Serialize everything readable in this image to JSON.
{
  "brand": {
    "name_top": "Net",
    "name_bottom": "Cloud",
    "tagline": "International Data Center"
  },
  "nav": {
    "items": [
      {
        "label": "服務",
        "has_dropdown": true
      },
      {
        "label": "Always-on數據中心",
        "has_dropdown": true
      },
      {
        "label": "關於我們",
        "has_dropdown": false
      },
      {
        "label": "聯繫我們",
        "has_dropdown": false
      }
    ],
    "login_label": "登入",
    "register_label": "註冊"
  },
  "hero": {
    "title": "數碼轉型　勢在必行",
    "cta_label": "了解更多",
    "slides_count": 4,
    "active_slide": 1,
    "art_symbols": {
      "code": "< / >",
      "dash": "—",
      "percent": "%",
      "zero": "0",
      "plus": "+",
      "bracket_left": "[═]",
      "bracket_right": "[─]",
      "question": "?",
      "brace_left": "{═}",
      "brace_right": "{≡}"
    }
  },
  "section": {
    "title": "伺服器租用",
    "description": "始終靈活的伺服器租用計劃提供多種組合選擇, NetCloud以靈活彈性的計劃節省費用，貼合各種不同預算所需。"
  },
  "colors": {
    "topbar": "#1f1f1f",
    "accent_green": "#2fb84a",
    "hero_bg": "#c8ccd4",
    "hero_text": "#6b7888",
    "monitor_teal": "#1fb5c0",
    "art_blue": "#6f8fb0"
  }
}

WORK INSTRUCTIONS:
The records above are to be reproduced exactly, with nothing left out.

RESULT OF THE TASK:
Serialize everything readable in this image to JSON.
{
  "brand": {
    "name_top": "Net",
    "name_bottom": "Cloud",
    "tagline": "International Data Center"
  },
  "nav": {
    "items": [
      {
        "label": "服務",
        "has_dropdown": true
      },
      {
        "label": "Always-on數據中心",
        "has_dropdown": true
      },
      {
        "label": "關於我們",
        "has_dropdown": false
      },
      {
        "label": "聯繫我們",
        "has_dropdown": false
      }
    ],
    "login_label": "登入",
    "register_label": "註冊"
  },
  "hero": {
    "title": "數碼轉型　勢在必行",
    "cta_label": "了解更多",
    "slides_count": 4,
    "active_slide": 1,
    "art_symbols": {
      "code": "< / >",
      "dash": "—",
      "percent": "%",
      "zero": "0",
      "plus": "+",
      "bracket_left": "[═]",
      "bracket_right": "[─]",
      "question": "?",
      "brace_left": "{═}",
      "brace_right": "{≡}"
    }
  },
  "section": {
    "title": "伺服器租用",
    "description": "始終靈活的伺服器租用計劃提供多種組合選擇, NetCloud以靈活彈性的計劃節省費用，貼合各種不同預算所需。"
  },
  "colors": {
    "topbar": "#1f1f1f",
    "accent_green": "#2fb84a",
    "hero_bg": "#c8ccd4",
    "hero_text": "#6b7888",
    "monitor_teal": "#1fb5c0",
    "art_blue": "#6f8fb0"
  }
}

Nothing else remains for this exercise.